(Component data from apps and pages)
::::::::::

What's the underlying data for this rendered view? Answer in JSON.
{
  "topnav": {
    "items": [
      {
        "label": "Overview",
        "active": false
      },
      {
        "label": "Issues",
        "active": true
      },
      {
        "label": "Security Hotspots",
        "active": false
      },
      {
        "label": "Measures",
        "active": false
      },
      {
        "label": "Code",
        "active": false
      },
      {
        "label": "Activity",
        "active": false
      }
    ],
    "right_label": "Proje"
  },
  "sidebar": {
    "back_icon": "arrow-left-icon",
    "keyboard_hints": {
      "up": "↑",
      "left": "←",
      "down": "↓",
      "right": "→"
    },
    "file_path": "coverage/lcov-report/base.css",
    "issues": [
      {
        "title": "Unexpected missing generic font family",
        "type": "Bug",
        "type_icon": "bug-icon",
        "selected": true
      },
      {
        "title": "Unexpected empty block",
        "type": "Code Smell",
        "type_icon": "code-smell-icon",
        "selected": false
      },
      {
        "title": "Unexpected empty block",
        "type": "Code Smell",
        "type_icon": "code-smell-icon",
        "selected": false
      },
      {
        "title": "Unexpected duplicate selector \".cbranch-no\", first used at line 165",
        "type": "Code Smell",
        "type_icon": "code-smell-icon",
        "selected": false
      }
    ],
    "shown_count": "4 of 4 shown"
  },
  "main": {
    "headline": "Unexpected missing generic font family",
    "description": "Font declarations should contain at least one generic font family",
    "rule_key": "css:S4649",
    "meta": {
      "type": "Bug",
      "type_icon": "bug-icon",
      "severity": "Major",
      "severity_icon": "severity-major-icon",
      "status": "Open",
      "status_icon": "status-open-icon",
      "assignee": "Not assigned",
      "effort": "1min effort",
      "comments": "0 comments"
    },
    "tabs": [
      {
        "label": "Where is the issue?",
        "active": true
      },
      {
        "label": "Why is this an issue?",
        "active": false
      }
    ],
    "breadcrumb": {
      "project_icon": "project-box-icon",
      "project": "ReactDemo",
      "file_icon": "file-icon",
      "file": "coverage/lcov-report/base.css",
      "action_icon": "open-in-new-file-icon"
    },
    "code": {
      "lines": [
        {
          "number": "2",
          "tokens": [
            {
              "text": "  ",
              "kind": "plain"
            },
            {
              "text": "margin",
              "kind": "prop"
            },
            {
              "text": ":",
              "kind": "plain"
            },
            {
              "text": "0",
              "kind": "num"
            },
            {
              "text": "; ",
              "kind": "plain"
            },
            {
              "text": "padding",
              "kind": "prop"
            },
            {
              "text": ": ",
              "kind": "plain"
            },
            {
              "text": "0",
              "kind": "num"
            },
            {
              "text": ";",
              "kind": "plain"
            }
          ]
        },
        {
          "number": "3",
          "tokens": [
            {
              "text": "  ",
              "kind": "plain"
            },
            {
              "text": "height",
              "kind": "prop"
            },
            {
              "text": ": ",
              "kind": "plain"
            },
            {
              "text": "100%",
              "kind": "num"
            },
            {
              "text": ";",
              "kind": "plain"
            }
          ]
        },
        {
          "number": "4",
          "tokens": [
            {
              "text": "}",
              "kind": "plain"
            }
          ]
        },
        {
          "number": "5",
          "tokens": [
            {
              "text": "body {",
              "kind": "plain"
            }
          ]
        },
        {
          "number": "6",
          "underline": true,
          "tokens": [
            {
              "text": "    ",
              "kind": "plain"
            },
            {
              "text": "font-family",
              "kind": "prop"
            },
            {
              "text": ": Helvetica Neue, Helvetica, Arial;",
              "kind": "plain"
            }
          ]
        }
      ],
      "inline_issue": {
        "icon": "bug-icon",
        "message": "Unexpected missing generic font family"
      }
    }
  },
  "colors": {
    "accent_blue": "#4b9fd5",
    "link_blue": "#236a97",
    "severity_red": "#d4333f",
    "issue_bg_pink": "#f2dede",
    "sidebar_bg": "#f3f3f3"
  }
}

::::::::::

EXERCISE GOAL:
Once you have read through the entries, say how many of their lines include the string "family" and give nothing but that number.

ANSWER SECTION:
5